At school the two approaches that irritated me the most, it seems, were flawed after all. One was the constant focus on ones weakness (attending PTAs was surely dreadful) and the other was trying to make you a more ’rounded’ person (Seems daft to me that you should give up on what makes you unique).
So I always tried to avoid becoming a square peg that had to fit a round hole. I instinctively felt that it made sense to find your strengths and invest in them. With some luck and grace, it would help you lead a fulfilling life at work and home.
Gallup too thought that this was a great idea and they backed it up with great research to launch the best-seller book and ‘self-assessment’ online test in 2001 when Marcus Buckingham and Donald O Clifton came up with, ‘Now, Discover Your Strengths’
The basic premise of the book is that people and organization will benefit and will be more engaged & energetic so long as they try to leverage on their strengths. Weaknesses cannot be ignored and you need strategies to manage them, but they shouldn’t usurp the pride of place that is to be given to ones ‘Strengths’.
And they defined a set of 34 strengths of which your ‘Top 5’ matter the most. Backing the premise is tons of anecdotal story and more of solid stats. The theory and unique online self assessment tool is an outcome of studying over 1.7 million working professionals. The tool has gone through rigorous testing that has proved it in terms of reliability (the themes throwing up your results without significant impact of other factors like mood,fatigue etc) and repeat performance (the likelihood of you getting the same Top 5 if you were to attempt a re-test after say 6 months).
How unique does that make you in terms of sharing ‘Top 5’ themes with others? Statistically over thirty-three million (3.3 Crore) iterative combinations are possible and that makes it fairly unique.
StrengthsFinder is an effective tool to discover your strengths and improve your self-awareness. It is a more nuanced tool than tests that put contrasting and simplistic labels on people. None of the themes are ‘good’ or ‘bad’ or even ‘opposites’. They just define you accurately in terms of your personality and potential behaviour paths. Once you read the book, you can understand how a combination of ‘Woo’ and ‘Intellection’ is possible although in layman terms these would appear to be conflicting traits i.e. extrovertism v/s introvertism that cannot describe the same person.
None of the themes are mandatory in any specific job roles or work areas – not every successful salesman needs to have ‘Competitive’ in his Top 5 just like not every teacher will have the ‘Developer’ theme.
The book gives us an interesting insight into ourselves and helps us manage our lives better. And once you are up the curve, it helps you manage and interact better with people as you learn to understand their personalities and the approaches that will optimize your engagement.

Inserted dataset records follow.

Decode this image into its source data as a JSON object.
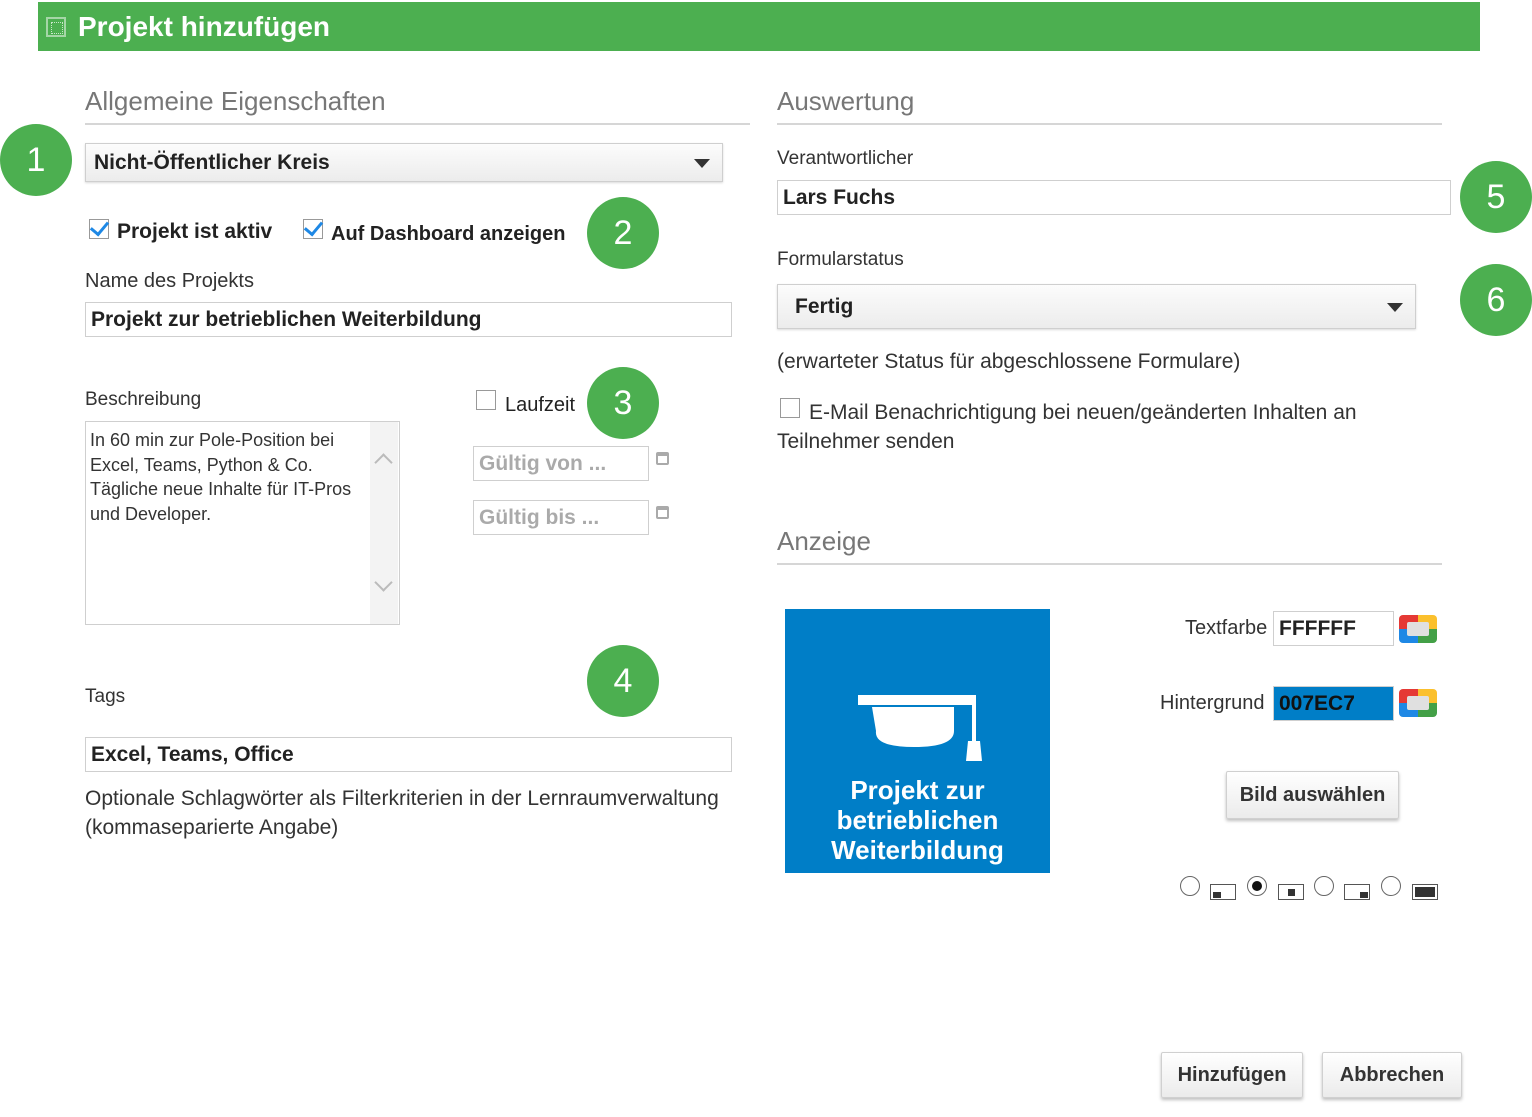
{
  "dialog": {
    "title": "Projekt hinzufügen"
  },
  "general": {
    "heading": "Allgemeine Eigenschaften",
    "circle_select": "Nicht-Öffentlicher Kreis",
    "active_label": "Projekt ist aktiv",
    "active_checked": true,
    "dashboard_label": "Auf Dashboard anzeigen",
    "dashboard_checked": true,
    "name_label": "Name des Projekts",
    "name_value": "Projekt zur betrieblichen Weiterbildung",
    "description_label": "Beschreibung",
    "description_value": "In 60 min zur Pole-Position bei\nExcel, Teams, Python & Co.\nTägliche neue Inhalte für IT-Pros\nund Developer.",
    "runtime_label": "Laufzeit",
    "runtime_checked": false,
    "valid_from_placeholder": "Gültig von ...",
    "valid_to_placeholder": "Gültig bis ...",
    "tags_label": "Tags",
    "tags_value": "Excel, Teams, Office",
    "tags_note": "Optionale Schlagwörter als Filterkriterien in der Lernraumverwaltung\n(kommaseparierte Angabe)"
  },
  "evaluation": {
    "heading": "Auswertung",
    "responsible_label": "Verantwortlicher",
    "responsible_value": "Lars Fuchs",
    "form_status_label": "Formularstatus",
    "form_status_value": "Fertig",
    "form_status_note": "(erwarteter Status für abgeschlossene Formulare)",
    "email_label": "E-Mail Benachrichtigung bei neuen/geänderten Inhalten an\nTeilnehmer senden",
    "email_checked": false
  },
  "display": {
    "heading": "Anzeige",
    "preview_title": "Projekt zur\nbetrieblichen\nWeiterbildung",
    "text_color_label": "Textfarbe",
    "text_color_value": "FFFFFF",
    "background_label": "Hintergrund",
    "background_value": "007EC7",
    "choose_image_button": "Bild auswählen",
    "image_position_selected": 1
  },
  "badges": [
    "1",
    "2",
    "3",
    "4",
    "5",
    "6"
  ],
  "footer": {
    "add_button": "Hinzufügen",
    "cancel_button": "Abbrechen"
  },
  "colors": {
    "title_bar": "#4caf50",
    "badge": "#4caf50",
    "preview_bg": "#007ec7",
    "background_field_bg": "#007ec7",
    "checkbox_check": "#1e88e5"
  }
}
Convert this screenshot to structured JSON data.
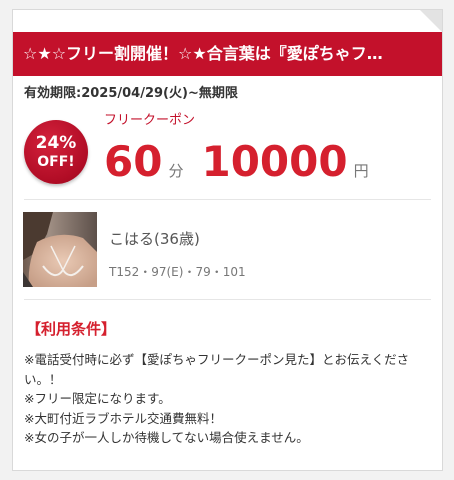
{
  "banner": {
    "title": "☆★☆フリー割開催！☆★合言葉は『愛ぽちゃフ…"
  },
  "validity": "有効期限:2025/04/29(火)~無期限",
  "coupon": {
    "discount_pct": "24%",
    "discount_off": "OFF!",
    "label": "フリークーポン",
    "minutes": "60",
    "minutes_unit": "分",
    "price": "10000",
    "price_unit": "円"
  },
  "girl": {
    "name": "こはる(36歳)",
    "stats": "T152・97(E)・79・101"
  },
  "conditions": {
    "title": "【利用条件】",
    "items": [
      "※電話受付時に必ず【愛ぽちゃフリークーポン見た】とお伝えください。！",
      "※フリー限定になります。",
      "※大町付近ラブホテル交通費無料！",
      "※女の子が一人しか待機してない場合使えません。"
    ]
  },
  "colors": {
    "brand_red": "#c3112b",
    "price_red": "#d5202e"
  }
}
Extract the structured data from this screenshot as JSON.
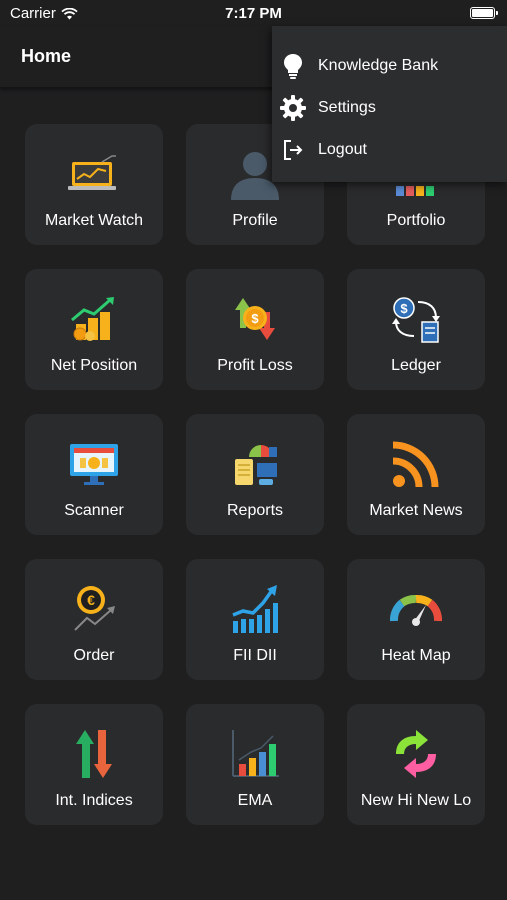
{
  "status_bar": {
    "carrier": "Carrier",
    "time": "7:17 PM"
  },
  "header": {
    "title": "Home"
  },
  "menu": {
    "items": [
      {
        "label": "Knowledge Bank",
        "icon": "lightbulb-icon"
      },
      {
        "label": "Settings",
        "icon": "gear-icon"
      },
      {
        "label": "Logout",
        "icon": "logout-icon"
      }
    ]
  },
  "tiles": [
    {
      "label": "Market Watch",
      "icon": "market-watch-icon"
    },
    {
      "label": "Profile",
      "icon": "profile-icon"
    },
    {
      "label": "Portfolio",
      "icon": "portfolio-icon"
    },
    {
      "label": "Net Position",
      "icon": "net-position-icon"
    },
    {
      "label": "Profit Loss",
      "icon": "profit-loss-icon"
    },
    {
      "label": "Ledger",
      "icon": "ledger-icon"
    },
    {
      "label": "Scanner",
      "icon": "scanner-icon"
    },
    {
      "label": "Reports",
      "icon": "reports-icon"
    },
    {
      "label": "Market News",
      "icon": "rss-icon"
    },
    {
      "label": "Order",
      "icon": "order-icon"
    },
    {
      "label": "FII DII",
      "icon": "fii-dii-icon"
    },
    {
      "label": "Heat Map",
      "icon": "heat-map-icon"
    },
    {
      "label": "Int. Indices",
      "icon": "int-indices-icon"
    },
    {
      "label": "EMA",
      "icon": "ema-icon"
    },
    {
      "label": "New Hi New Lo",
      "icon": "new-hi-new-lo-icon"
    }
  ],
  "colors": {
    "background": "#1f1f20",
    "tile": "#2a2b2d",
    "menu": "#2c2d2f",
    "accent_orange": "#f7931e",
    "accent_green": "#2ecc71",
    "accent_red": "#e74c3c",
    "accent_blue": "#2fa3e8"
  }
}
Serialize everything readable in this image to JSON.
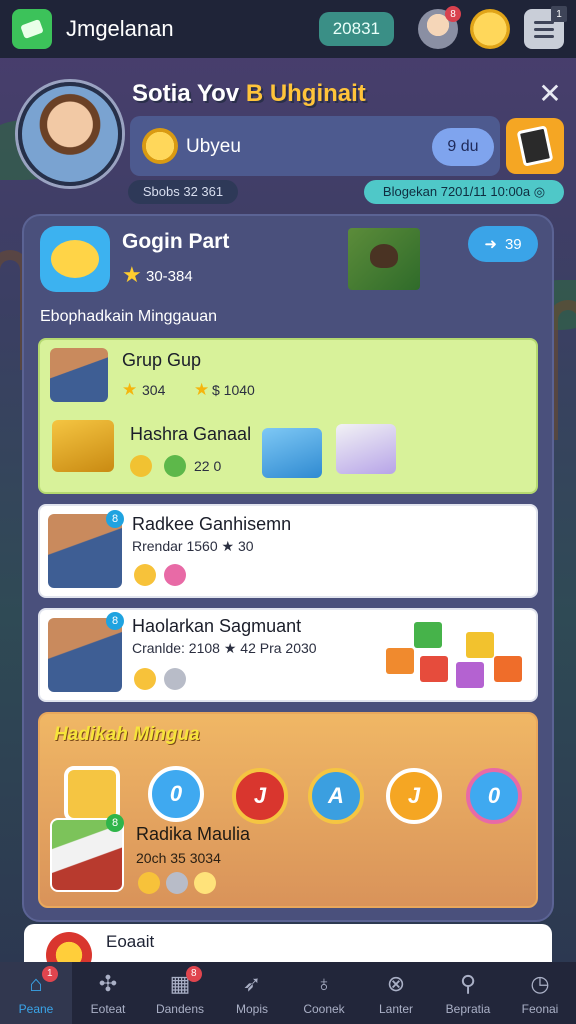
{
  "topbar": {
    "app_title": "Jmgelanan",
    "coin_value": "20831",
    "avatar_badge": "8",
    "menu_badge": "1",
    "icons": [
      "app-logo-icon",
      "avatar-icon",
      "coin-icon",
      "menu-icon"
    ]
  },
  "profile": {
    "name_part1": "Sotia Yov ",
    "name_part2": "B Uhginait",
    "panel_label": "Ubyeu",
    "panel_pill": "9 du",
    "stats": "Sbobs 32 361",
    "date": "Blogekan 7201/11 10:00a ◎"
  },
  "event": {
    "title": "Gogin Part",
    "score": "30-384",
    "share_value": "39",
    "section_heading": "Ebophadkain Minggauan"
  },
  "cards": [
    {
      "title": "Grup Gup",
      "sub_left": "304",
      "sub_right": "$ 1040",
      "reward_title": "Hashra Ganaal",
      "reward_values": "22 0"
    },
    {
      "badge": "8",
      "title": "Radkee Ganhisemn",
      "sub": "Rrendar 1560 ★ 30"
    },
    {
      "badge": "8",
      "title": "Haolarkan Sagmuant",
      "sub": "Cranlde: 2108 ★ 42 Pra 2030"
    }
  ],
  "weekly": {
    "title": "Hadikah Mingua",
    "medals": [
      "",
      "0",
      "J",
      "A",
      "J",
      "0"
    ],
    "badge": "8",
    "name": "Radika Maulia",
    "sub": "20ch 35 3034"
  },
  "bottom_card": {
    "title": "Eoaait"
  },
  "nav": [
    {
      "label": "Peane",
      "icon": "home-icon",
      "badge": "1",
      "active": true
    },
    {
      "label": "Eoteat",
      "icon": "puzzle-icon",
      "badge": "",
      "active": false
    },
    {
      "label": "Dandens",
      "icon": "grid-icon",
      "badge": "8",
      "active": false
    },
    {
      "label": "Mopis",
      "icon": "rocket-icon",
      "badge": "",
      "active": false
    },
    {
      "label": "Coonek",
      "icon": "joystick-icon",
      "badge": "",
      "active": false
    },
    {
      "label": "Lanter",
      "icon": "crossed-circle-icon",
      "badge": "",
      "active": false
    },
    {
      "label": "Bepratia",
      "icon": "search-icon",
      "badge": "",
      "active": false
    },
    {
      "label": "Feonai",
      "icon": "clock-icon",
      "badge": "",
      "active": false
    }
  ],
  "colors": {
    "accent_blue": "#3aa4e8",
    "coin_gold": "#ffcd2e",
    "green_card": "#d8f29a",
    "weekly_orange": "#f0b765"
  }
}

So get to learn your signature Top 5 and use it to improve your self-awareness and ability to interact with others. Sharing and guessing ‘Strengths’ of people who have taken similar assessments is a fun activity in itself and will help you sharpen your understanding of personalities in the ‘strengths’ framework. But people can throw up surprising signature themes that makes us appreciate the uniqueness inherent in every person we meet.
You can learn more by visiting their link http://www.strengthsfinder.com. The easiest way to gain access to the test is to purchase the book and use the ‘access code’ they provide for a single usage. You will then get further opportunities to read about Gallup’s work in the area of ‘strengths based organization’ that is their signature program.
Took the test today after nearly 5 years – 3 of my Top 5 remain on the list i.e. Deliberative, Analytical and Strategic. And guess in recent times, I have ‘learnt’ to be more responsible as well since ‘Learner’ and ‘Responsibility’ complete my top themes.